7 pillars of a brain-healthy lifestyle
We know living a healthy lifestyle is key to preventing chronic illness and conditions like diabetes and heart disease. But now, research finds that living a brain-healthy lifestyle may reduce your risk for Alzheimer’s disease, dementia and other cognitive decline.
The research on cognitive health and disease has homed in on seven pillars for living a brain-healthy lifestyle, which may in combination, slash your risk for brain-degenerative diseases.
Just keep in mind, however, that even if you performed all these pillars perfectly, it doesn’t mean you won’t get Alzheimer’s disease. Other factors, such as genetics, additional medical conditions that affect the brain and accidents, can’t always be controlled.
Pillar No. 1: Exercise
The mind-blowing research on exercise alone should get you moving.
A 44-year Swedish study that separated midlife women exercisers into low, moderate and high fitness levels found that women at the lowest fitness level were 45% less likely to develop dementia, while women in the top fitness level were 88% less likely.

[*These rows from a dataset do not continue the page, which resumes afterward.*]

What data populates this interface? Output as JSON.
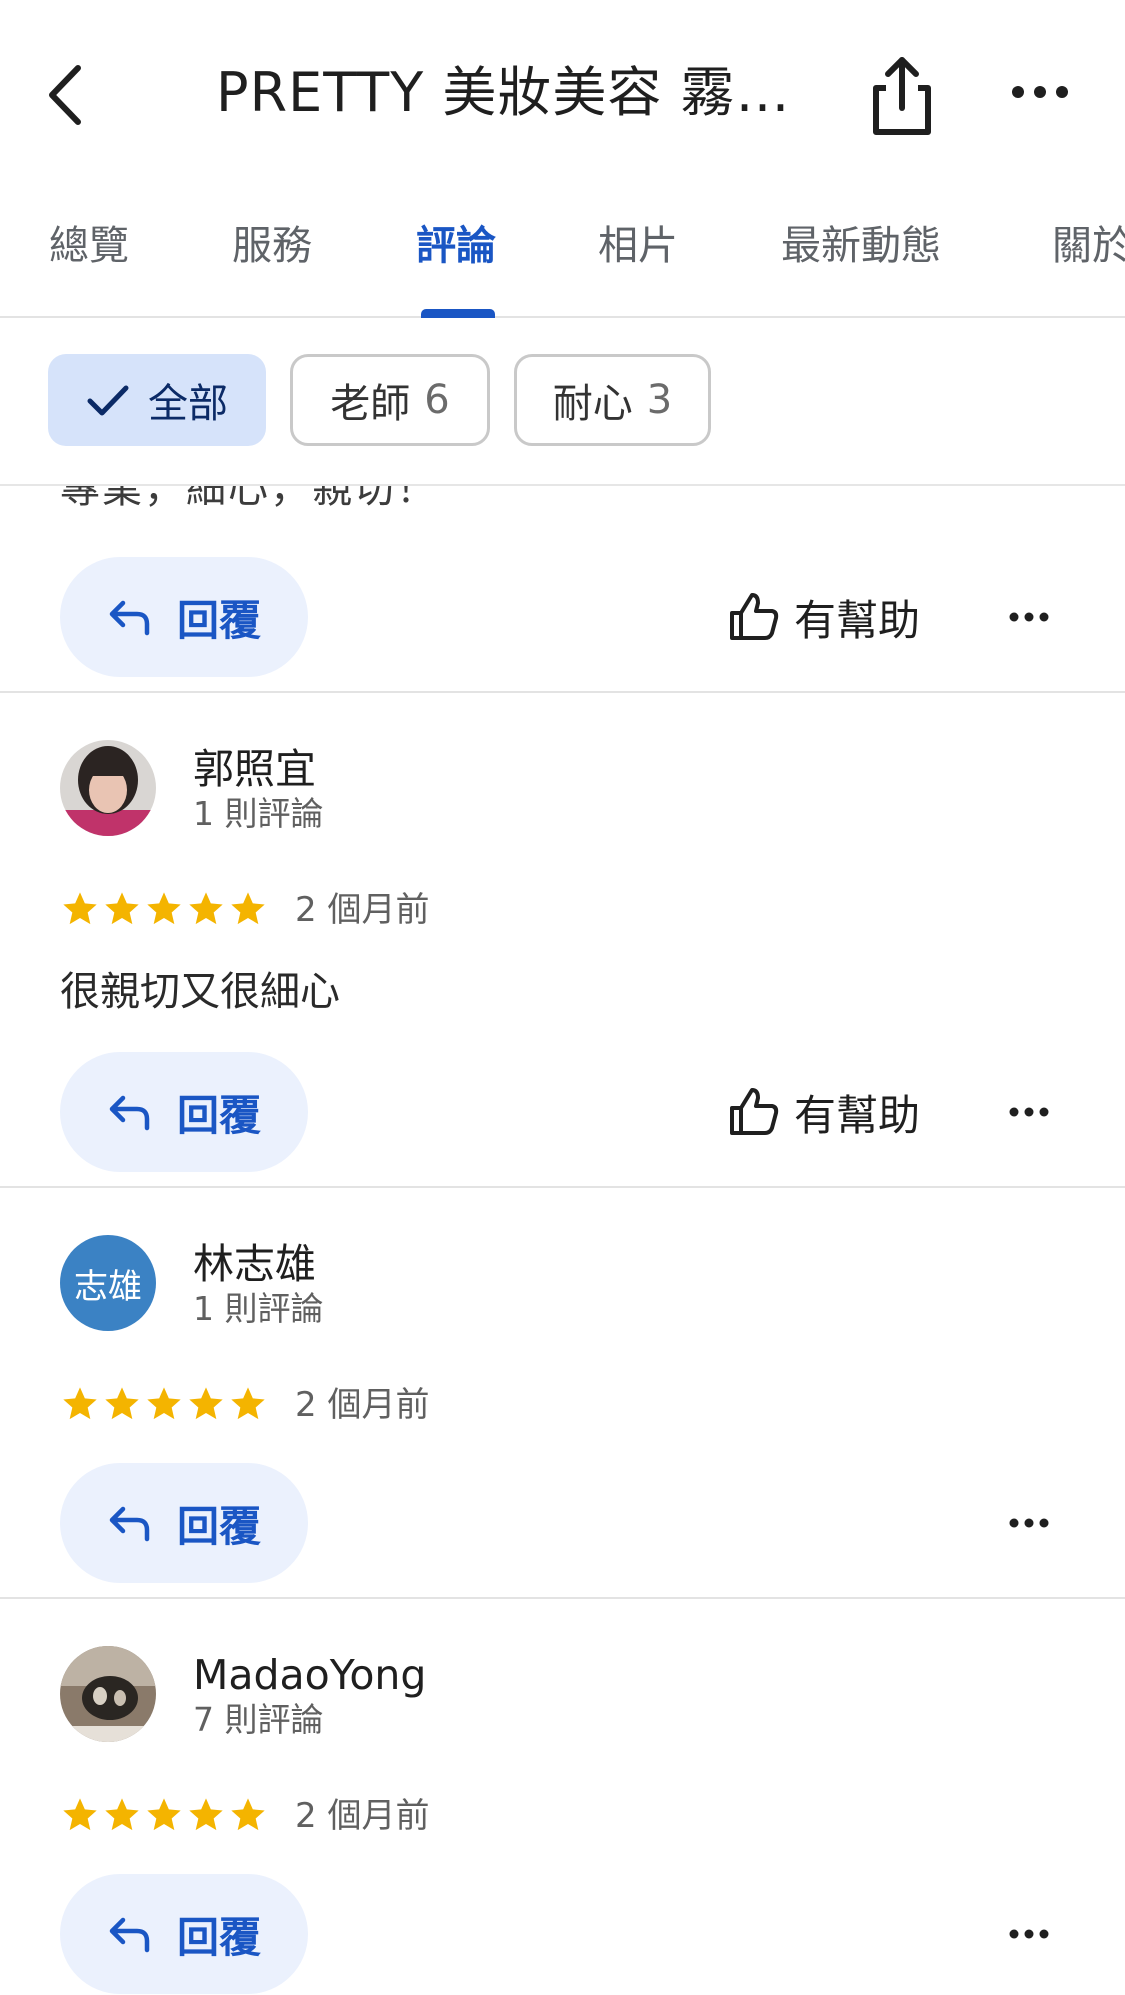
{
  "header": {
    "title": "PRETTY 美妝美容 霧…"
  },
  "tabs": [
    {
      "label": "總覽"
    },
    {
      "label": "服務"
    },
    {
      "label": "評論"
    },
    {
      "label": "相片"
    },
    {
      "label": "最新動態"
    },
    {
      "label": "關於"
    }
  ],
  "chips": [
    {
      "label": "全部",
      "count": ""
    },
    {
      "label": "老師",
      "count": "6"
    },
    {
      "label": "耐心",
      "count": "3"
    }
  ],
  "partial_review": {
    "text": "專業，細心，親切！",
    "reply_label": "回覆",
    "helpful_label": "有幫助"
  },
  "reviews": [
    {
      "name": "郭照宜",
      "review_count": "1 則評論",
      "rating": 5,
      "time": "2 個月前",
      "text": "很親切又很細心",
      "reply_label": "回覆",
      "helpful_label": "有幫助"
    },
    {
      "name": "林志雄",
      "avatar_text": "志雄",
      "review_count": "1 則評論",
      "rating": 5,
      "time": "2 個月前",
      "reply_label": "回覆"
    },
    {
      "name": "MadaoYong",
      "review_count": "7 則評論",
      "rating": 5,
      "time": "2 個月前",
      "reply_label": "回覆"
    }
  ],
  "colors": {
    "accent": "#1a56c4",
    "chip_selected": "#d6e3fa",
    "reply_bg": "#ebf1fd",
    "star": "#f4b400",
    "avatar_blue": "#3b82c4"
  }
}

It seems exercise reduces chronic inflammation and increases the release of a protein that’s good for brain cells. Plus, it improves your overall health, so you’re reducing cardiovascular dysfunction, your risk for diabetes, high blood pressure and high cholesterol, which are all bad for your brain, explains Dr. Yuko Hara, who leads the Aging and Alzheimer’s Prevention team at the Alzheimer’s Drug Discovery Foundation.
Researchers recommend 30 minutes of moderate exercise — walking, riding a stationary bicycle or whatever you love to do so you’ll stick with it — three to five times a week to gain the benefit.
Pillar No. 2: Diet
“The only diet that really has robust evidence showing risk reduction for dementia is what’s called the MIND diet,” Agronin says. It is a combination of the Mediterranean diet and what’s called the DASH diet, which is a low salt, healthy diet (MIND stands for Mediterranean-DASH Intervention for Neurodegenerative Delay).
The MIND diet includes loads of fruits and vegetables, fish, legumes, poultry, olive oil and one glass of wine (if you drink alcohol), while reducing processed foods, sugar, whole-fat dairy and red meat.